→ **AIM OF THE TASK**
Retype all the records below exactly as they are, with no image carried over.

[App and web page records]
※

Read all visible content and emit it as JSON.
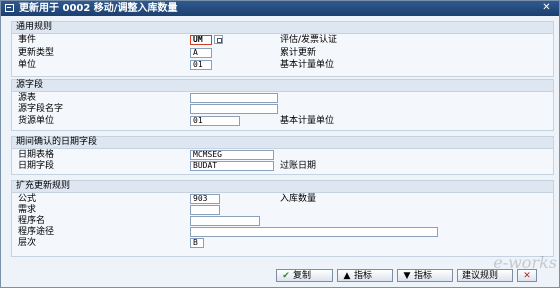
{
  "window": {
    "title": "更新用于 0002 移动/调整入库数量"
  },
  "groups": {
    "general": {
      "header": "通用规则",
      "event_label": "事件",
      "event_value": "UM",
      "event_desc": "评估/发票认证",
      "update_type_label": "更新类型",
      "update_type_value": "A",
      "update_type_desc": "累计更新",
      "unit_label": "单位",
      "unit_value": "01",
      "unit_desc": "基本计量单位"
    },
    "source": {
      "header": "源字段",
      "table_label": "源表",
      "table_value": "",
      "field_label": "源字段名字",
      "field_value": "",
      "cur_unit_label": "货源单位",
      "cur_unit_value": "01",
      "cur_unit_desc": "基本计量单位"
    },
    "period": {
      "header": "期间确认的日期字段",
      "date_table_label": "日期表格",
      "date_table_value": "MCMSEG",
      "date_field_label": "日期字段",
      "date_field_value": "BUDAT",
      "date_field_desc": "过账日期"
    },
    "ext": {
      "header": "扩充更新规则",
      "formula_label": "公式",
      "formula_value": "903",
      "formula_desc": "入库数量",
      "req_label": "需求",
      "req_value": "",
      "prog_label": "程序名",
      "prog_value": "",
      "path_label": "程序途径",
      "path_value": "",
      "level_label": "层次",
      "level_value": "B"
    }
  },
  "toolbar": {
    "copy_label": "复制",
    "up_label": "指标",
    "down_label": "指标",
    "propose_label": "建议规则"
  },
  "watermark": "e-works"
}
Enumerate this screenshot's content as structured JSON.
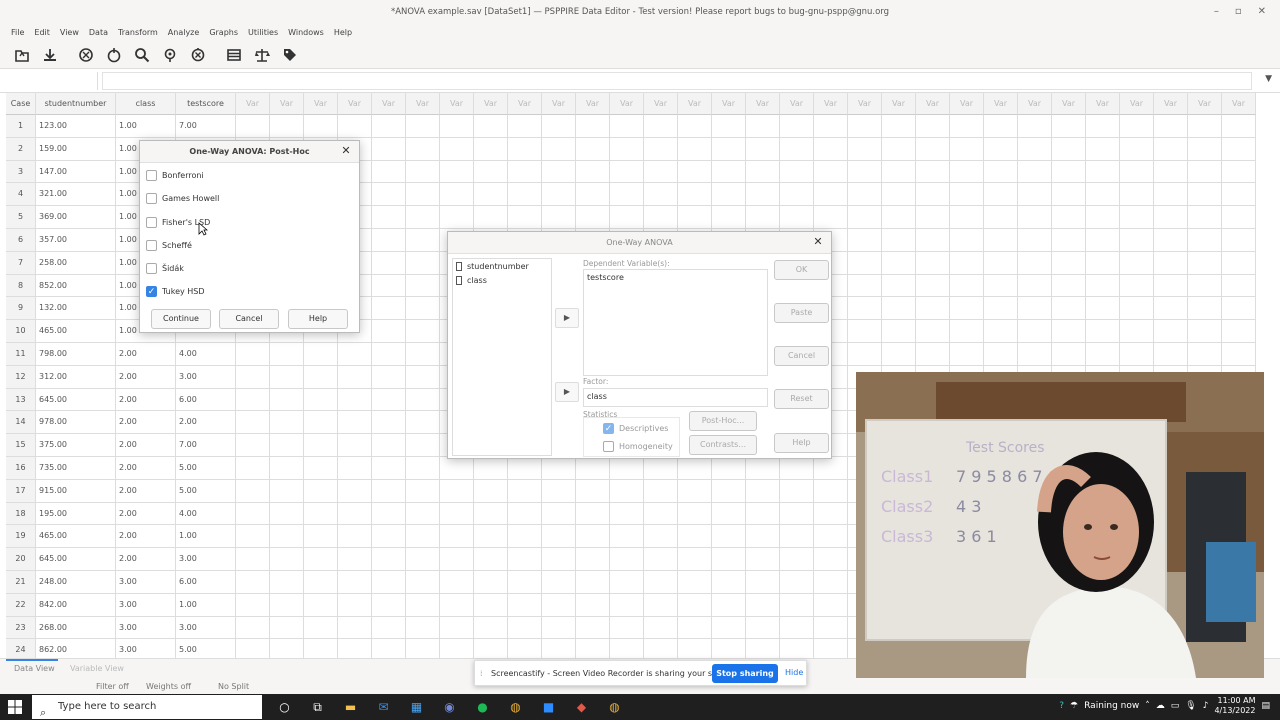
{
  "window": {
    "title": "*ANOVA example.sav [DataSet1] — PSPPIRE Data Editor - Test version! Please report bugs to bug-gnu-pspp@gnu.org",
    "min": "–",
    "max": "▫",
    "close": "✕"
  },
  "menu": [
    "File",
    "Edit",
    "View",
    "Data",
    "Transform",
    "Analyze",
    "Graphs",
    "Utilities",
    "Windows",
    "Help"
  ],
  "toolbar": [
    "open-icon",
    "save-icon",
    "goto-case-icon",
    "goto-variable-icon",
    "find-icon",
    "insert-case-icon",
    "insert-variable-icon",
    "split-file-icon",
    "weight-cases-icon",
    "value-labels-icon"
  ],
  "grid": {
    "headers": [
      "Case",
      "studentnumber",
      "class",
      "testscore"
    ],
    "var_label": "Var",
    "var_count": 30,
    "rows": [
      [
        "1",
        "123.00",
        "1.00",
        "7.00"
      ],
      [
        "2",
        "159.00",
        "1.00",
        ""
      ],
      [
        "3",
        "147.00",
        "1.00",
        ""
      ],
      [
        "4",
        "321.00",
        "1.00",
        ""
      ],
      [
        "5",
        "369.00",
        "1.00",
        ""
      ],
      [
        "6",
        "357.00",
        "1.00",
        ""
      ],
      [
        "7",
        "258.00",
        "1.00",
        ""
      ],
      [
        "8",
        "852.00",
        "1.00",
        ""
      ],
      [
        "9",
        "132.00",
        "1.00",
        ""
      ],
      [
        "10",
        "465.00",
        "1.00",
        ""
      ],
      [
        "11",
        "798.00",
        "2.00",
        "4.00"
      ],
      [
        "12",
        "312.00",
        "2.00",
        "3.00"
      ],
      [
        "13",
        "645.00",
        "2.00",
        "6.00"
      ],
      [
        "14",
        "978.00",
        "2.00",
        "2.00"
      ],
      [
        "15",
        "375.00",
        "2.00",
        "7.00"
      ],
      [
        "16",
        "735.00",
        "2.00",
        "5.00"
      ],
      [
        "17",
        "915.00",
        "2.00",
        "5.00"
      ],
      [
        "18",
        "195.00",
        "2.00",
        "4.00"
      ],
      [
        "19",
        "465.00",
        "2.00",
        "1.00"
      ],
      [
        "20",
        "645.00",
        "2.00",
        "3.00"
      ],
      [
        "21",
        "248.00",
        "3.00",
        "6.00"
      ],
      [
        "22",
        "842.00",
        "3.00",
        "1.00"
      ],
      [
        "23",
        "268.00",
        "3.00",
        "3.00"
      ],
      [
        "24",
        "862.00",
        "3.00",
        "5.00"
      ]
    ]
  },
  "bottom": {
    "data_view": "Data View",
    "variable_view": "Variable View"
  },
  "status": {
    "filter": "Filter off",
    "weights": "Weights off",
    "split": "No Split"
  },
  "posthoc": {
    "title": "One-Way ANOVA: Post-Hoc",
    "options": [
      {
        "label": "Bonferroni",
        "checked": false
      },
      {
        "label": "Games Howell",
        "checked": false
      },
      {
        "label": "Fisher's LSD",
        "checked": false
      },
      {
        "label": "Scheffé",
        "checked": false
      },
      {
        "label": "Šidák",
        "checked": false
      },
      {
        "label": "Tukey HSD",
        "checked": true
      }
    ],
    "continue": "Continue",
    "cancel": "Cancel",
    "help": "Help"
  },
  "oneway": {
    "title": "One-Way ANOVA",
    "variables": [
      "studentnumber",
      "class"
    ],
    "dependent_label": "Dependent Variable(s):",
    "dependent_value": "testscore",
    "factor_label": "Factor:",
    "factor_value": "class",
    "statistics_label": "Statistics",
    "descriptives": "Descriptives",
    "homogeneity": "Homogeneity",
    "posthoc_btn": "Post-Hoc...",
    "contrasts_btn": "Contrasts...",
    "ok": "OK",
    "paste": "Paste",
    "cancel": "Cancel",
    "reset": "Reset",
    "help": "Help"
  },
  "webcam": {
    "board_title": "Test Scores",
    "row1": "Class1",
    "row2": "Class2",
    "row3": "Class3"
  },
  "share": {
    "text": "Screencastify - Screen Video Recorder is sharing your screen.",
    "stop": "Stop sharing",
    "hide": "Hide"
  },
  "taskbar": {
    "search_placeholder": "Type here to search",
    "weather": "Raining now",
    "time": "11:00 AM",
    "date": "4/13/2022"
  }
}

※

→ **THE COMPLETED TASK**
Read all visible content and emit it as JSON.
{
  "window": {
    "title": "更新用于 0002 移动/调整入库数量"
  },
  "groups": {
    "general": {
      "header": "通用规则",
      "event_label": "事件",
      "event_value": "UM",
      "event_desc": "评估/发票认证",
      "update_type_label": "更新类型",
      "update_type_value": "A",
      "update_type_desc": "累计更新",
      "unit_label": "单位",
      "unit_value": "01",
      "unit_desc": "基本计量单位"
    },
    "source": {
      "header": "源字段",
      "table_label": "源表",
      "table_value": "",
      "field_label": "源字段名字",
      "field_value": "",
      "cur_unit_label": "货源单位",
      "cur_unit_value": "01",
      "cur_unit_desc": "基本计量单位"
    },
    "period": {
      "header": "期间确认的日期字段",
      "date_table_label": "日期表格",
      "date_table_value": "MCMSEG",
      "date_field_label": "日期字段",
      "date_field_value": "BUDAT",
      "date_field_desc": "过账日期"
    },
    "ext": {
      "header": "扩充更新规则",
      "formula_label": "公式",
      "formula_value": "903",
      "formula_desc": "入库数量",
      "req_label": "需求",
      "req_value": "",
      "prog_label": "程序名",
      "prog_value": "",
      "path_label": "程序途径",
      "path_value": "",
      "level_label": "层次",
      "level_value": "B"
    }
  },
  "toolbar": {
    "copy_label": "复制",
    "up_label": "指标",
    "down_label": "指标",
    "propose_label": "建议规则"
  },
  "watermark": "e-works"
}
Enumerate this screenshot's content as structured JSON.
{
  "window": {
    "title": "*ANOVA example.sav [DataSet1] — PSPPIRE Data Editor - Test version! Please report bugs to bug-gnu-pspp@gnu.org",
    "min": "–",
    "max": "▫",
    "close": "✕"
  },
  "menu": [
    "File",
    "Edit",
    "View",
    "Data",
    "Transform",
    "Analyze",
    "Graphs",
    "Utilities",
    "Windows",
    "Help"
  ],
  "toolbar": [
    "open-icon",
    "save-icon",
    "goto-case-icon",
    "goto-variable-icon",
    "find-icon",
    "insert-case-icon",
    "insert-variable-icon",
    "split-file-icon",
    "weight-cases-icon",
    "value-labels-icon"
  ],
  "grid": {
    "headers": [
      "Case",
      "studentnumber",
      "class",
      "testscore"
    ],
    "var_label": "Var",
    "var_count": 30,
    "rows": [
      [
        "1",
        "123.00",
        "1.00",
        "7.00"
      ],
      [
        "2",
        "159.00",
        "1.00",
        ""
      ],
      [
        "3",
        "147.00",
        "1.00",
        ""
      ],
      [
        "4",
        "321.00",
        "1.00",
        ""
      ],
      [
        "5",
        "369.00",
        "1.00",
        ""
      ],
      [
        "6",
        "357.00",
        "1.00",
        ""
      ],
      [
        "7",
        "258.00",
        "1.00",
        ""
      ],
      [
        "8",
        "852.00",
        "1.00",
        ""
      ],
      [
        "9",
        "132.00",
        "1.00",
        ""
      ],
      [
        "10",
        "465.00",
        "1.00",
        ""
      ],
      [
        "11",
        "798.00",
        "2.00",
        "4.00"
      ],
      [
        "12",
        "312.00",
        "2.00",
        "3.00"
      ],
      [
        "13",
        "645.00",
        "2.00",
        "6.00"
      ],
      [
        "14",
        "978.00",
        "2.00",
        "2.00"
      ],
      [
        "15",
        "375.00",
        "2.00",
        "7.00"
      ],
      [
        "16",
        "735.00",
        "2.00",
        "5.00"
      ],
      [
        "17",
        "915.00",
        "2.00",
        "5.00"
      ],
      [
        "18",
        "195.00",
        "2.00",
        "4.00"
      ],
      [
        "19",
        "465.00",
        "2.00",
        "1.00"
      ],
      [
        "20",
        "645.00",
        "2.00",
        "3.00"
      ],
      [
        "21",
        "248.00",
        "3.00",
        "6.00"
      ],
      [
        "22",
        "842.00",
        "3.00",
        "1.00"
      ],
      [
        "23",
        "268.00",
        "3.00",
        "3.00"
      ],
      [
        "24",
        "862.00",
        "3.00",
        "5.00"
      ]
    ]
  },
  "bottom": {
    "data_view": "Data View",
    "variable_view": "Variable View"
  },
  "status": {
    "filter": "Filter off",
    "weights": "Weights off",
    "split": "No Split"
  },
  "posthoc": {
    "title": "One-Way ANOVA: Post-Hoc",
    "options": [
      {
        "label": "Bonferroni",
        "checked": false
      },
      {
        "label": "Games Howell",
        "checked": false
      },
      {
        "label": "Fisher's LSD",
        "checked": false
      },
      {
        "label": "Scheffé",
        "checked": false
      },
      {
        "label": "Šidák",
        "checked": false
      },
      {
        "label": "Tukey HSD",
        "checked": true
      }
    ],
    "continue": "Continue",
    "cancel": "Cancel",
    "help": "Help"
  },
  "oneway": {
    "title": "One-Way ANOVA",
    "variables": [
      "studentnumber",
      "class"
    ],
    "dependent_label": "Dependent Variable(s):",
    "dependent_value": "testscore",
    "factor_label": "Factor:",
    "factor_value": "class",
    "statistics_label": "Statistics",
    "descriptives": "Descriptives",
    "homogeneity": "Homogeneity",
    "posthoc_btn": "Post-Hoc...",
    "contrasts_btn": "Contrasts...",
    "ok": "OK",
    "paste": "Paste",
    "cancel": "Cancel",
    "reset": "Reset",
    "help": "Help"
  },
  "webcam": {
    "board_title": "Test Scores",
    "row1": "Class1",
    "row2": "Class2",
    "row3": "Class3"
  },
  "share": {
    "text": "Screencastify - Screen Video Recorder is sharing your screen.",
    "stop": "Stop sharing",
    "hide": "Hide"
  },
  "taskbar": {
    "search_placeholder": "Type here to search",
    "weather": "Raining now",
    "time": "11:00 AM",
    "date": "4/13/2022"
  }
}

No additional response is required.